Go through the entries and count the lines with the string "time" in them. Give only that number.

---

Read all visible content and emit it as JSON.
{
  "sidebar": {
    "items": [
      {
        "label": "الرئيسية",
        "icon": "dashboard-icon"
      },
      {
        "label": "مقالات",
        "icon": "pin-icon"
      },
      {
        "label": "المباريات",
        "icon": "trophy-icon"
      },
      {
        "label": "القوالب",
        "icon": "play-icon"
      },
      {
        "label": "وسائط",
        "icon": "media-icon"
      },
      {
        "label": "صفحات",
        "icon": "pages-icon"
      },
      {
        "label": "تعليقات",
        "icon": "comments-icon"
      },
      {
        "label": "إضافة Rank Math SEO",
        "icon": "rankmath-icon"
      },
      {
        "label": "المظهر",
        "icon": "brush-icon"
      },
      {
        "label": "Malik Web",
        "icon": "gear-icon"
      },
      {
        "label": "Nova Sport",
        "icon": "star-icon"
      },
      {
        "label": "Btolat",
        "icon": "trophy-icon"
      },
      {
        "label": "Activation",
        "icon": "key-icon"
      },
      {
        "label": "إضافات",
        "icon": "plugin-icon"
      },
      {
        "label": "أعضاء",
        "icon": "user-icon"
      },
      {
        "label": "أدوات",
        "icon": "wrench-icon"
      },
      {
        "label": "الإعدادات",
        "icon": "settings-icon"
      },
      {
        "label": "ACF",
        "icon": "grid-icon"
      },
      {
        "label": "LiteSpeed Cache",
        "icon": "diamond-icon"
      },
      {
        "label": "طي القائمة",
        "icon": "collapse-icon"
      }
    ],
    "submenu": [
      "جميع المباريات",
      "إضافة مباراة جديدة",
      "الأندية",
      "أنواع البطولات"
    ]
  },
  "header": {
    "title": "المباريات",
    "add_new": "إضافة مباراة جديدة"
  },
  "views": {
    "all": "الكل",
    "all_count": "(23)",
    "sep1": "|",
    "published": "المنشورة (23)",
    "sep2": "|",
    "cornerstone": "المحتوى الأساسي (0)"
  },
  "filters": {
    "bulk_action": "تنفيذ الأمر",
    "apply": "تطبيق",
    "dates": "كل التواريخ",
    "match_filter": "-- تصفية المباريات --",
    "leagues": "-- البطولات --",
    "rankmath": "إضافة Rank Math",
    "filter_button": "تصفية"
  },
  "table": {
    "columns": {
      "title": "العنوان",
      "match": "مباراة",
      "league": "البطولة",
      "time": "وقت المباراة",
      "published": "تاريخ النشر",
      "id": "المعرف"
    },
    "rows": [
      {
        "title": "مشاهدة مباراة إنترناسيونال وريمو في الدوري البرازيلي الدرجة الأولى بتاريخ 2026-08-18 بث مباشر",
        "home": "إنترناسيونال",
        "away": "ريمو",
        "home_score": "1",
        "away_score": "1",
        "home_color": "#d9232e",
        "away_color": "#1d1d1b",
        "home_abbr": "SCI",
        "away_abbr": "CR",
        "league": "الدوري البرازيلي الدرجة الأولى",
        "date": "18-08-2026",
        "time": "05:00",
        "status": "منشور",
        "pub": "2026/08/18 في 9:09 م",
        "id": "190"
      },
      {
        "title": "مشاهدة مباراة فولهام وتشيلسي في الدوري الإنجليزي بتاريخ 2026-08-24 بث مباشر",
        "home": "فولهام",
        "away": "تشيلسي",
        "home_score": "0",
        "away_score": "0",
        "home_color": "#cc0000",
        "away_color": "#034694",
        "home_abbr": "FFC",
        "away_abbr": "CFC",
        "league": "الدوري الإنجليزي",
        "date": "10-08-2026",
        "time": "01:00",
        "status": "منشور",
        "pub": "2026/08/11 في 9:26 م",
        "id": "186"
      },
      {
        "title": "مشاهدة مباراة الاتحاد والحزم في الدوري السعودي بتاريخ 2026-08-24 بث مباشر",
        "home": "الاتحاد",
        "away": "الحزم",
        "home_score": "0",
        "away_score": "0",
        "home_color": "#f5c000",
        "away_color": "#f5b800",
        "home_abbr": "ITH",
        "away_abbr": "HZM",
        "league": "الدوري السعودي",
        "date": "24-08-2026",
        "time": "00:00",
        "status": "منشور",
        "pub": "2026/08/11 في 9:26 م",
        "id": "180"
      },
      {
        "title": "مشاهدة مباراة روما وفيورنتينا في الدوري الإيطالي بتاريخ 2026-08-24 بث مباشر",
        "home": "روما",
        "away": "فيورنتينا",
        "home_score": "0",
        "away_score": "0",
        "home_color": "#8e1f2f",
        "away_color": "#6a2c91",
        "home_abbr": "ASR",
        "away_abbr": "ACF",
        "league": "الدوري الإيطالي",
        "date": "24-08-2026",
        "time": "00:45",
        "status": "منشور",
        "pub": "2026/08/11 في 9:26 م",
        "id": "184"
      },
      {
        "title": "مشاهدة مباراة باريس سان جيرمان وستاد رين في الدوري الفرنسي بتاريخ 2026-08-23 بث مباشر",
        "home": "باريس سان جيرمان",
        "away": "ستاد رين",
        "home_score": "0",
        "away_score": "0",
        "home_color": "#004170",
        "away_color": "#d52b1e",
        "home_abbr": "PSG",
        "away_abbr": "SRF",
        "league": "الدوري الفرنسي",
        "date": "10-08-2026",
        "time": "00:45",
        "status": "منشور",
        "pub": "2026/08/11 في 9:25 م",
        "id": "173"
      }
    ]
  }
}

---

• [Solution to this task]: 6